Released at the height of Manchester’s renaissance as the centre of the music word, the La’s 1990 debut reminded everybody that Manchester’s time in the sun owed a lot to Liverpool. The jangling guitars may have a debt to pay to the Smiths, but the songwriting felt like a natural extension of where Lennon and McCartney – and George Harrison for that matter – left off twenty years earlier. Were these harmonies just floating around Merseyside all that time, waiting for a voice?
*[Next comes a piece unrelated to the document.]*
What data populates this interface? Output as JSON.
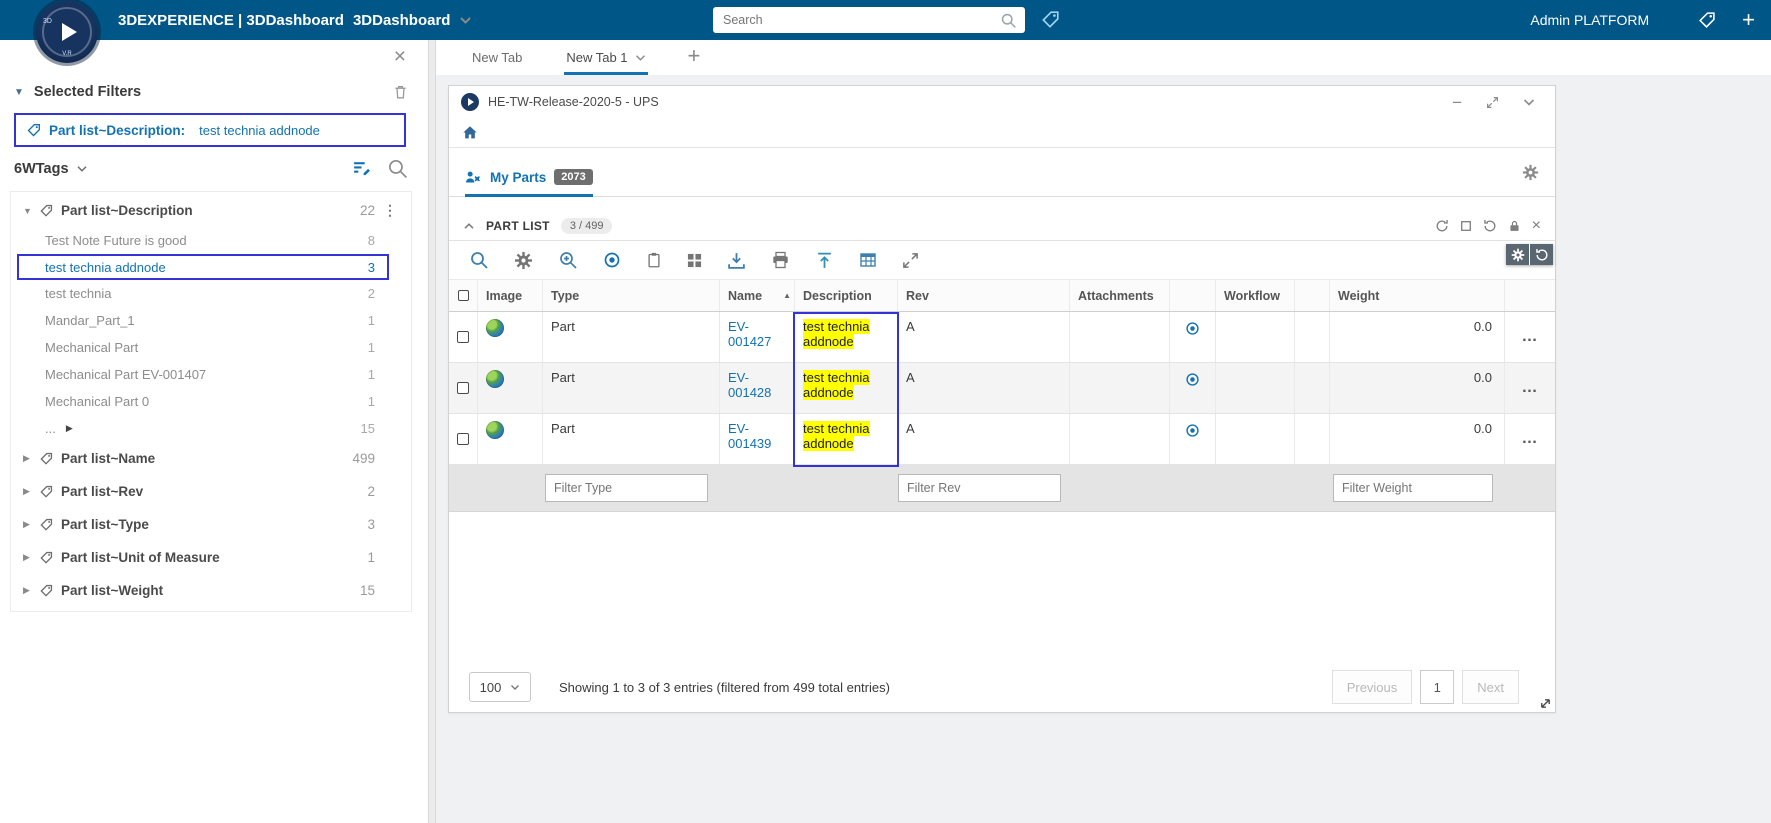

I first came aware of them in the early ‘90s, when I heard There She Goes in the Mike Myers film, So I Married An Axe Murderer. While the soundtrack does eventually feature the La’s original version, it’s a watered-down cover by the permanently watered-down Boo Radleys that takes centre-stage. At the time I was stocking shelves at my local Tesco, and somehow got onto the subject of the song with our pretentious assistant store manager, a middle-aged, middle-class prat by the name of Lawrence.
I can’t remember why we were talking about it, but Lawrence wouldn’t believe that There She Goes was a song by a current, contemporary band. He was adamant that it was by a ‘60s band. Weird, right? Pre-internet, there was no way to convince him otherwise, and so he went uncorrected. The really patronising thing was that, as a way to end the argument with the sixteen year-old me, he enlisted the final word from the store’s “expert” on pop music – roll up Barbara off checkouts – who agreed with him (out of sycophancy, more than anything approaching knowledge). That’s Oldham mentality, right there. Pure, unchecked ignorance. Fuck off, Barbara!
Stubborn morons aside, I think one of the reasons I love this album so much is that it flies under the radar. It should be a hit with those casual music fans from the North West who idolise the first Stone Roses record and the first Oasis record. But for the most part, the La’s debut tends to exist without that level of Ben Sherman fandom. Whether this is due to the record only having one clear pop single (There She Goes), or whether it’s due to the rest of the album’s sometimes muddy production, remains unknown.
I’m just happy that these anorak-wearing, lager-drinking louts don’t spoil the La’s like they have the Roses and Oasis. I was lucky enough to see the La’s play the majority of this, their only studio album, at Glastonbury 2005. The performance was remarkably undersubscribed, considering how momentous the occasion was: just a couple of thousand people watching them on the Other Stage as the sun set. Beautiful.
Hit: There She Goes
Hidden Gem: Every other song on the record!